Taputapuātea is a cultural landscape and seascape on Raiatea Island. Raiatea is at the centre of the “Polynesian Triangle,” a vast section of the Pacific Ocean dotted with islands, the last part of the globe to be settled by humans. At the heart of the property is the Taputapuātea maraecomplex, a political, ceremonial, funerary and religious centre. The complex is positioned between the land and sea on the end of a peninsula that juts into the lagoon surrounding the island. Maraeare sacred ceremonial and social spaces that are found throughout Polynesia. In the Society Islands, marae have developed into quadrilateral paved courtyards with a rectangular platform at one end, called an ahu. They have many simultaneous functions.
Criterion (iii): Taputapuātea illustrates in an exceptional way 1000 years of mā’ohi civilisation. This history is represented by the marae complex of Taputapuātea at the seashore and the variety of archaeological sites in the upland valleys.
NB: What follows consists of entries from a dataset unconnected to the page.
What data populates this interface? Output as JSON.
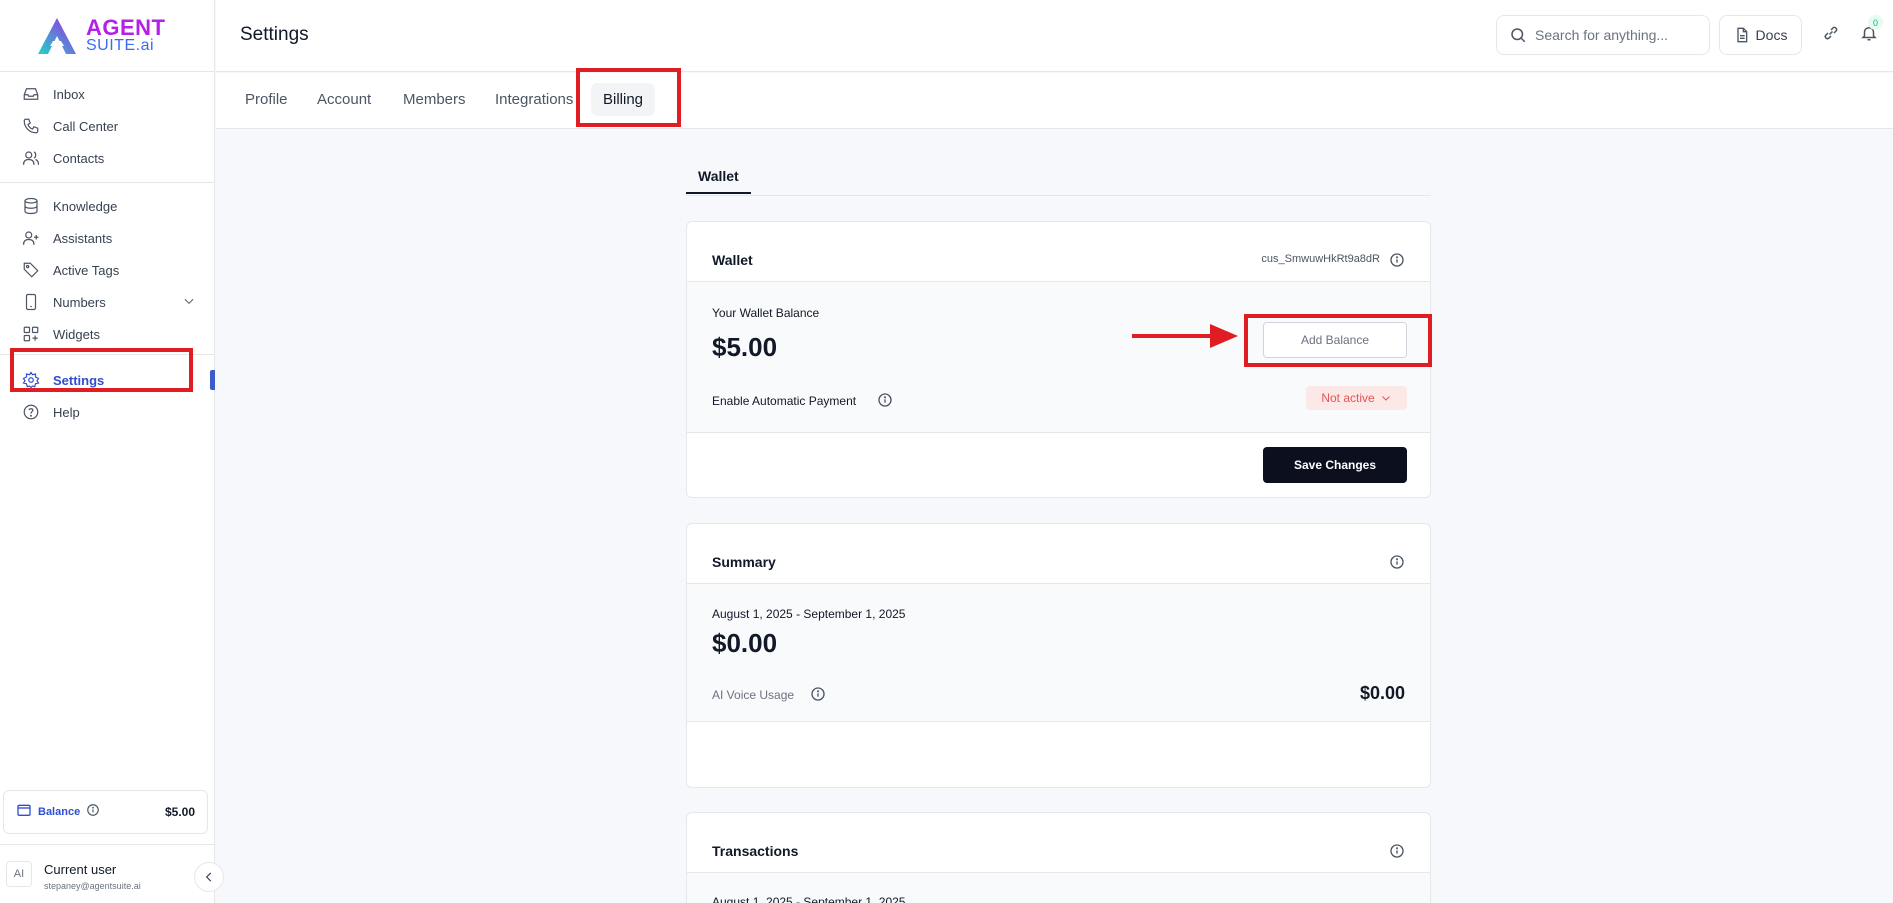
{
  "logo": {
    "line1": "AGENT",
    "line2": "SUITE.ai"
  },
  "sidebar": {
    "groups": [
      [
        {
          "label": "Inbox"
        },
        {
          "label": "Call Center"
        },
        {
          "label": "Contacts"
        }
      ],
      [
        {
          "label": "Knowledge"
        },
        {
          "label": "Assistants"
        },
        {
          "label": "Active Tags"
        },
        {
          "label": "Numbers"
        },
        {
          "label": "Widgets"
        }
      ],
      [
        {
          "label": "Settings"
        },
        {
          "label": "Help"
        }
      ]
    ],
    "balance_label": "Balance",
    "balance_amount": "$5.00",
    "user": {
      "initials": "AI",
      "name": "Current user",
      "email": "stepaney@agentsuite.ai"
    }
  },
  "header": {
    "title": "Settings",
    "search_placeholder": "Search for anything...",
    "docs_label": "Docs",
    "notification_count": "0"
  },
  "tabs": [
    "Profile",
    "Account",
    "Members",
    "Integrations",
    "Billing"
  ],
  "active_tab": "Billing",
  "sub_tab": "Wallet",
  "wallet": {
    "title": "Wallet",
    "customer_id": "cus_SmwuwHkRt9a8dR",
    "balance_label": "Your Wallet Balance",
    "balance": "$5.00",
    "add_balance": "Add Balance",
    "auto_payment_label": "Enable Automatic Payment",
    "auto_payment_status": "Not active",
    "save_label": "Save Changes"
  },
  "summary": {
    "title": "Summary",
    "period": "August 1, 2025 - September 1, 2025",
    "total": "$0.00",
    "usage_label": "AI Voice Usage",
    "usage_amount": "$0.00"
  },
  "transactions": {
    "title": "Transactions",
    "period": "August 1, 2025 - September 1, 2025"
  },
  "colors": {
    "accent": "#2f4fd0",
    "highlight": "#e11d24",
    "dark_button": "#0b0f1e"
  }
}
It reflects social organization with farmers who lived in the uplands and warriors, priests and kings settled near the sea. It also testifies to their skill in sailing outrigger canoes across long stretches of ocean, navigation by observation of natural phenomena, and transformation of newly settled islands into places that provided for the needs of their people.
Criterion (iv): Taputapuātea provides eminent examples of marae: temples with cult and social functions built by the mā’ohi people from the 14th to the 18th century. Marae were the points of intersection between the world of the living and that of the ancestors. Their monumental form reflects competition for prestige and power among the ari’i chiefs. Marae Taputapuātea itself is a concrete expression of the paramount alliance formed by its line of chiefs and the cult of worship associated with it, as stones were transported to other islands to found other marae with the same name.
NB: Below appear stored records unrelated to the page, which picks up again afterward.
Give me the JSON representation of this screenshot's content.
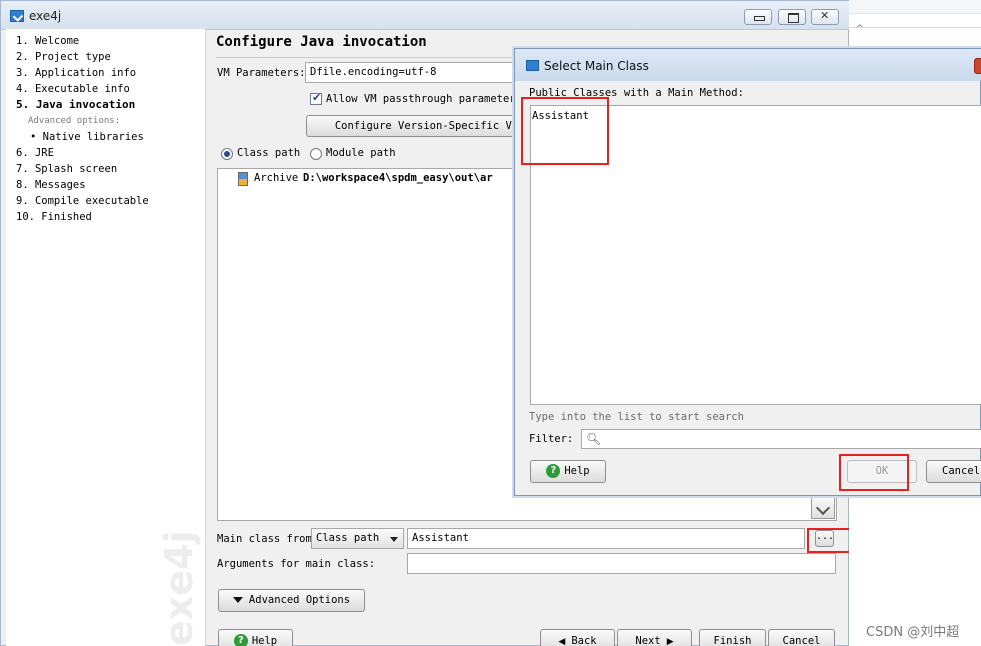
{
  "window": {
    "title": "exe4j"
  },
  "sidebar": {
    "items": [
      {
        "label": "1.  Welcome"
      },
      {
        "label": "2.  Project type"
      },
      {
        "label": "3.  Application info"
      },
      {
        "label": "4.  Executable info"
      },
      {
        "label": "5.  Java invocation"
      },
      {
        "label": "Advanced options:"
      },
      {
        "label": "• Native libraries"
      },
      {
        "label": "6.  JRE"
      },
      {
        "label": "7.  Splash screen"
      },
      {
        "label": "8.  Messages"
      },
      {
        "label": "9.  Compile executable"
      },
      {
        "label": "10.  Finished"
      }
    ],
    "watermark": "exe4j"
  },
  "main": {
    "title": "Configure Java invocation",
    "vm_params_label": "VM Parameters:",
    "vm_params_value": "Dfile.encoding=utf-8",
    "allow_passthrough_label": "Allow VM passthrough parameters",
    "configure_version_button": "Configure Version-Specific VM Pa",
    "classpath_radio_label": "Class path",
    "modulepath_radio_label": "Module path",
    "archive_label": "Archive",
    "archive_path": "D:\\workspace4\\spdm_easy\\out\\ar",
    "main_class_from_label": "Main class from",
    "main_class_source": "Class path",
    "main_class_value": "Assistant",
    "browse_button": "...",
    "arguments_label": "Arguments for main class:",
    "arguments_value": "",
    "advanced_options_button": "Advanced Options",
    "help_button": "Help",
    "back_button": "Back",
    "next_button": "Next",
    "finish_button": "Finish",
    "cancel_button": "Cancel"
  },
  "dialog": {
    "title": "Select Main Class",
    "list_label": "Public Classes with a Main Method:",
    "classes": [
      "Assistant"
    ],
    "search_hint": "Type into the list to start search",
    "filter_label": "Filter:",
    "filter_value": "",
    "help_button": "Help",
    "ok_button": "OK",
    "cancel_button": "Cancel"
  },
  "credit": "CSDN @刘中超",
  "colors": {
    "highlight": "#e8211f",
    "titlebar": "#d6e1ee"
  }
}
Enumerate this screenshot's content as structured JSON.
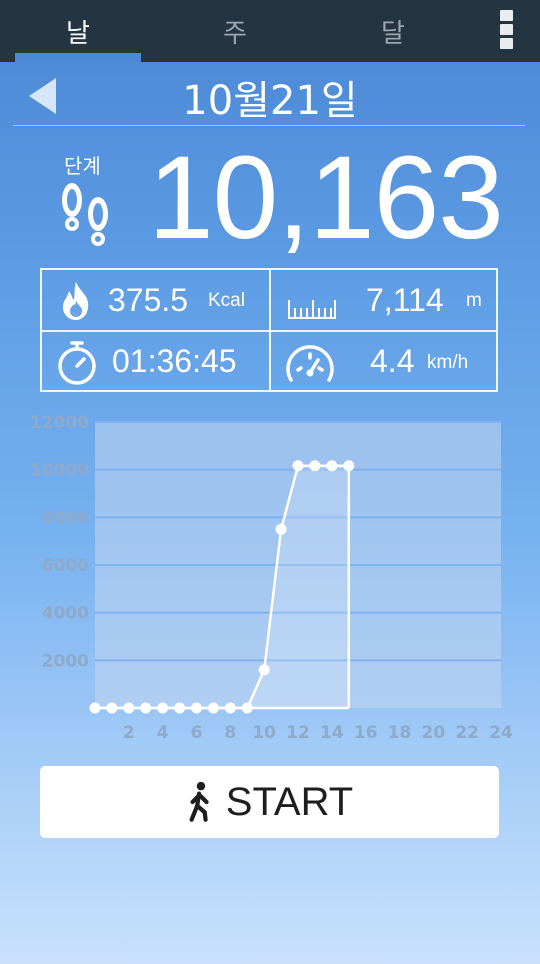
{
  "tabs": [
    {
      "label": "날",
      "active": true
    },
    {
      "label": "주",
      "active": false
    },
    {
      "label": "달",
      "active": false
    }
  ],
  "header": {
    "date": "10월21일"
  },
  "steps": {
    "label": "단계",
    "value": "10,163"
  },
  "stats": {
    "calories": {
      "value": "375.5",
      "unit": "Kcal"
    },
    "distance": {
      "value": "7,114",
      "unit": "m"
    },
    "duration": {
      "value": "01:36:45",
      "unit": ""
    },
    "speed": {
      "value": "4.4",
      "unit": "km/h"
    }
  },
  "chart_data": {
    "type": "area",
    "x": [
      0,
      1,
      2,
      3,
      4,
      5,
      6,
      7,
      8,
      9,
      10,
      11,
      12,
      13,
      14,
      15
    ],
    "values": [
      0,
      0,
      0,
      0,
      0,
      0,
      0,
      0,
      0,
      0,
      1600,
      7500,
      10163,
      10163,
      10163,
      10163
    ],
    "xticks": [
      2,
      4,
      6,
      8,
      10,
      12,
      14,
      16,
      18,
      20,
      22,
      24
    ],
    "yticks": [
      2000,
      4000,
      6000,
      8000,
      10000,
      12000
    ],
    "xlim": [
      0,
      24
    ],
    "ylim": [
      0,
      12000
    ],
    "grid": true,
    "colors": {
      "line": "#ffffff",
      "grid": "#7fb2ee",
      "plot_bg": "#c2d6f0",
      "tick": "#8fa9c8"
    }
  },
  "start_button": {
    "label": "START"
  }
}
Criterion (vi): As the ancestral homeland of Polynesian culture, Taputapuātea is of outstanding significance for people throughout the whole of Polynesia, for the way it symbolises their origins, connects them with ancestors and as an expression of their spirituality. These living ideas and knowledge are embedded in the landscapes and seascapes of Raiatea and particularly in the marae for the central roles that they once performed.